[Web page and app entries]
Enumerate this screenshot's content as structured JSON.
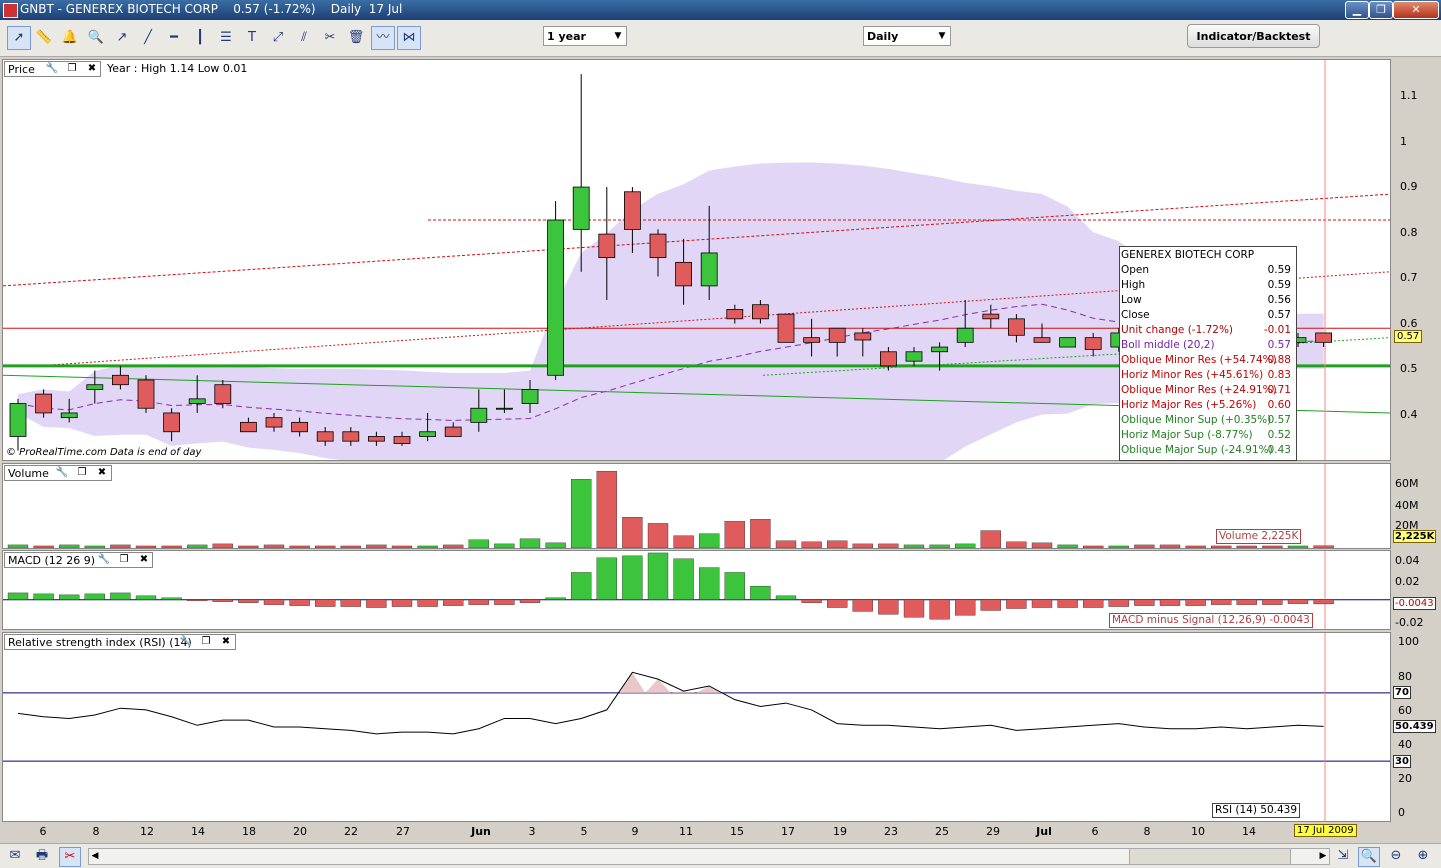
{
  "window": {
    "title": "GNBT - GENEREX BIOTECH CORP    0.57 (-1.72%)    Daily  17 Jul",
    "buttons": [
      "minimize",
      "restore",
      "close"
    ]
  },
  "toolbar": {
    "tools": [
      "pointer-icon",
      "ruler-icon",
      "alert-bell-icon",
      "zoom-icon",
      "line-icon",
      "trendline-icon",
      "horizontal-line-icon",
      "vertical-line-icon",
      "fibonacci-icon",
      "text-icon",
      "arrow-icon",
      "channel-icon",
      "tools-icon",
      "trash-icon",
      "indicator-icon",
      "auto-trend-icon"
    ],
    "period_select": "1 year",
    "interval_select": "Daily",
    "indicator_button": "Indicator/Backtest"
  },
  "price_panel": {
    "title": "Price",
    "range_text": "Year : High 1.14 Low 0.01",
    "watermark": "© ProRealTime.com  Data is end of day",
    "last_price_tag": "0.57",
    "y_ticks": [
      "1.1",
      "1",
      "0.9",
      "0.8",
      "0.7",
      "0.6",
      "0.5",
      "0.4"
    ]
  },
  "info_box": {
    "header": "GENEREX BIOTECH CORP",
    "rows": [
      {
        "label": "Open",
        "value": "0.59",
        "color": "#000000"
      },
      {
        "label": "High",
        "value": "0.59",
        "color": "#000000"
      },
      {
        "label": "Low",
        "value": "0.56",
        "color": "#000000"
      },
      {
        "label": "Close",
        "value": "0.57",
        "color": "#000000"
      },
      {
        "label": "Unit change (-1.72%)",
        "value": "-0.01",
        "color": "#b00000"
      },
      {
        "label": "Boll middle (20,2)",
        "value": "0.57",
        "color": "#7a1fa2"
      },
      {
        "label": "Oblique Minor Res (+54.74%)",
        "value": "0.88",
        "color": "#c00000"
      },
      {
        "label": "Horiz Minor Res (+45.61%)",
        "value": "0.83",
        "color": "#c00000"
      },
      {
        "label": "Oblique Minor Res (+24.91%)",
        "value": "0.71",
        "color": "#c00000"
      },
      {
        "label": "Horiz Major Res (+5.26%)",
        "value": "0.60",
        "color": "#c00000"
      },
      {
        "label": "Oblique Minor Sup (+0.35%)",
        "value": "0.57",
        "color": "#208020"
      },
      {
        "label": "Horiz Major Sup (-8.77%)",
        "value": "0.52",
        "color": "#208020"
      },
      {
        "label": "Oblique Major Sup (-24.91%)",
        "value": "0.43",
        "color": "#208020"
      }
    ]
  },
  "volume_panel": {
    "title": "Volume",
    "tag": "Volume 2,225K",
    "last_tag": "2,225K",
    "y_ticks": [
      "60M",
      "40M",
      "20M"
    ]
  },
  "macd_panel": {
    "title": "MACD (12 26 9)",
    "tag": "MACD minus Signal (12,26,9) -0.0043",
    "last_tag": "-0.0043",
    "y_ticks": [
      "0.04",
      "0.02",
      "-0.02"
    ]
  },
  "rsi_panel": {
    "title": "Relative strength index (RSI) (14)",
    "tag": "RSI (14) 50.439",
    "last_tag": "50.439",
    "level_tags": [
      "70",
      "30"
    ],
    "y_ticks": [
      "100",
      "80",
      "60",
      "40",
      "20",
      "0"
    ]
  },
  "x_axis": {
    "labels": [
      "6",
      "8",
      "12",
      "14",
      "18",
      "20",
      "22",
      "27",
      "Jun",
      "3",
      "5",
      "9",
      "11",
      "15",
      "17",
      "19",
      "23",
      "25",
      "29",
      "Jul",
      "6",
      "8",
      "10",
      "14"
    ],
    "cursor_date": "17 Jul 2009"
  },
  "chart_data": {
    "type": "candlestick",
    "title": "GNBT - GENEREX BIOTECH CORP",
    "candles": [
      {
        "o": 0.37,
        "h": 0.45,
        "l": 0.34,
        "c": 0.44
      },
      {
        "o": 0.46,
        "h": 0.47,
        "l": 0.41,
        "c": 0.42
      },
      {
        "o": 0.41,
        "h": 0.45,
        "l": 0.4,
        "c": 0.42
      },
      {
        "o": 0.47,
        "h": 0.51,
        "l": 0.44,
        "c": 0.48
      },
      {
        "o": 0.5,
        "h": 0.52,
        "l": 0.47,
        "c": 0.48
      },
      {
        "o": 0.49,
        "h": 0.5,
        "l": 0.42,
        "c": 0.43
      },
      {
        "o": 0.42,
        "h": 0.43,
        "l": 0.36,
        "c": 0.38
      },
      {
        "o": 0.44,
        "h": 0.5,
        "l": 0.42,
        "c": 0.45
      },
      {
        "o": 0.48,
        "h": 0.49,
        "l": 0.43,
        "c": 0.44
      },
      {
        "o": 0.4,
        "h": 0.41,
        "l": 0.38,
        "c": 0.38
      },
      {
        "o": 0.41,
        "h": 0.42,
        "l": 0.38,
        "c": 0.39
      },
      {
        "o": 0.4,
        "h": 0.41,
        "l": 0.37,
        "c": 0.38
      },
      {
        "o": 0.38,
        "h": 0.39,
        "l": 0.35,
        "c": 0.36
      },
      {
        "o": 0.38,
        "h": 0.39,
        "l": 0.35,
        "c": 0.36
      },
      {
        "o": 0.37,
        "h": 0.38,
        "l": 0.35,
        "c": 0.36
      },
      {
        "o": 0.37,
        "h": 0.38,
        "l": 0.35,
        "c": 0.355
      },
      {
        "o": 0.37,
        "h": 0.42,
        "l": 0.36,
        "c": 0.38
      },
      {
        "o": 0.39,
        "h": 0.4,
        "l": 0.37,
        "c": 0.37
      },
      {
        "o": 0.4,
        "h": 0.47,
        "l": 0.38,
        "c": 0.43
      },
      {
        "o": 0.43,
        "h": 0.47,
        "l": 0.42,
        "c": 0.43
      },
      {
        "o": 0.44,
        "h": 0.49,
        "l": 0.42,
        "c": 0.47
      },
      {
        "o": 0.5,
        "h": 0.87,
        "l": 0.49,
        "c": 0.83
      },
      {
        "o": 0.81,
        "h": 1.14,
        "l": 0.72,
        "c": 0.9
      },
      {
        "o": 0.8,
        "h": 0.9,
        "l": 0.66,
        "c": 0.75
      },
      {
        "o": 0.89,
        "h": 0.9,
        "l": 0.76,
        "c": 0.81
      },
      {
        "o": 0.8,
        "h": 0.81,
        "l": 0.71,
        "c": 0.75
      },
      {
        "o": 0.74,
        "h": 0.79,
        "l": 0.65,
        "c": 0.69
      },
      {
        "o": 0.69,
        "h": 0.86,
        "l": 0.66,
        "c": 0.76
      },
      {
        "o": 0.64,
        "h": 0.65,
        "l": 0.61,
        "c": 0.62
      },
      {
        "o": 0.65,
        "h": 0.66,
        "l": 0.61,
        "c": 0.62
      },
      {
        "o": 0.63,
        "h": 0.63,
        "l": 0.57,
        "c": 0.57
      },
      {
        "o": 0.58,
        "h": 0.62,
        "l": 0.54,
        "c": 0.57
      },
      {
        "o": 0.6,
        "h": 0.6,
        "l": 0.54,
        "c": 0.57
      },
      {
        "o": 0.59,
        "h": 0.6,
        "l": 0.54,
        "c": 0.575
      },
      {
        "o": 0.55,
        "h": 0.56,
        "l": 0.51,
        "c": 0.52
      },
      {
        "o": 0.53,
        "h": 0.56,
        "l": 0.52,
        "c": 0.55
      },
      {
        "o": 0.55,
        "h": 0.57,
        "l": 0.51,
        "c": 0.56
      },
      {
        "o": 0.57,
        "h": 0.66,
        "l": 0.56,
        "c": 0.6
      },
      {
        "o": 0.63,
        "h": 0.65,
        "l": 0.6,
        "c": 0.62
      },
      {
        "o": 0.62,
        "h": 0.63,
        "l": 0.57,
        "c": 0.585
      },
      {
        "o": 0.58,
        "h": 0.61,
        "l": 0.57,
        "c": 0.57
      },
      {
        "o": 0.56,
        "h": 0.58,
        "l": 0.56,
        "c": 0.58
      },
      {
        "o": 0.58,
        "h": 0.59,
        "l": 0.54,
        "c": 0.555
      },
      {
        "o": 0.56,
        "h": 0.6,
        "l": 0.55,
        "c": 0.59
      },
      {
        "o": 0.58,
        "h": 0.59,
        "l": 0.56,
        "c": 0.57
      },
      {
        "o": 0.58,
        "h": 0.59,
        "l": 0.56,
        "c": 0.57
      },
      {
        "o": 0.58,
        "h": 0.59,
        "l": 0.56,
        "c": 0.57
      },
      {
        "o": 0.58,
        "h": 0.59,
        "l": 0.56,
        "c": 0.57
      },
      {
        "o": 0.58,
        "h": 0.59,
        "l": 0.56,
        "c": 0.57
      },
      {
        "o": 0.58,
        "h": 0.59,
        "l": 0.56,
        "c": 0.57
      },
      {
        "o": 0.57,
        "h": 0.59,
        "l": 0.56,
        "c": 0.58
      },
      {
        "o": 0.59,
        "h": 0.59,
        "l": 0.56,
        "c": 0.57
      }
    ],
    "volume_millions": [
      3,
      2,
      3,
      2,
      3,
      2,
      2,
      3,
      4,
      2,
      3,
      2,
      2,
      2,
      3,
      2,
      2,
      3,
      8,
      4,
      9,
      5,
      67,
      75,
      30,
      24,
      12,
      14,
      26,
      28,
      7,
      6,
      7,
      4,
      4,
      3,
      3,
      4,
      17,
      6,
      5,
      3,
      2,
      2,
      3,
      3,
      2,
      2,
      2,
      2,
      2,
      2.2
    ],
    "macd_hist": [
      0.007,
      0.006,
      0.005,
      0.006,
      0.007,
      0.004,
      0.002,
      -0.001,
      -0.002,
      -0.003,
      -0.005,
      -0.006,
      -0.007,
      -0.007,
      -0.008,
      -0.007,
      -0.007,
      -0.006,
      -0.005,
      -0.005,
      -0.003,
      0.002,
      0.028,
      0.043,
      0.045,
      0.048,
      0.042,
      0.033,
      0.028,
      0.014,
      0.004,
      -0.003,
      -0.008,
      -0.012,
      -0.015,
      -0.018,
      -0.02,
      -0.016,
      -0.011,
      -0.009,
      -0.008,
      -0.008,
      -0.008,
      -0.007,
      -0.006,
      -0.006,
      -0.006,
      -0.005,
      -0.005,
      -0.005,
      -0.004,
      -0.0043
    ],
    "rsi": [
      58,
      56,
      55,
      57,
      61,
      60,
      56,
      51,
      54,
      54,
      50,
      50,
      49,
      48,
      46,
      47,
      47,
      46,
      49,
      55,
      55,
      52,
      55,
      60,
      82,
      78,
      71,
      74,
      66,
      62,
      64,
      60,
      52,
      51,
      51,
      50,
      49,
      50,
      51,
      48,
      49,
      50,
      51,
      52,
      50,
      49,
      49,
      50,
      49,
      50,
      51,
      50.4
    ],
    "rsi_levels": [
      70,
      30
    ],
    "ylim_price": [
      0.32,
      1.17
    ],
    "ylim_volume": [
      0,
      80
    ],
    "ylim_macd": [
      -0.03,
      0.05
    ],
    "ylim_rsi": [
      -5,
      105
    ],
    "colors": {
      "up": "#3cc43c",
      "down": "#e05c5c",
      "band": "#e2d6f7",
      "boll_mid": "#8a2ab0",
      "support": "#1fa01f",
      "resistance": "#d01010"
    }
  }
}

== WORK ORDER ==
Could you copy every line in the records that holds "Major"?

== RESPONSE TO THIS EXERCISE ==
        "label": "Horiz Major Res (+5.26%)",
        "label": "Horiz Major Sup (-8.77%)",
        "label": "Oblique Major Sup (-24.91%)",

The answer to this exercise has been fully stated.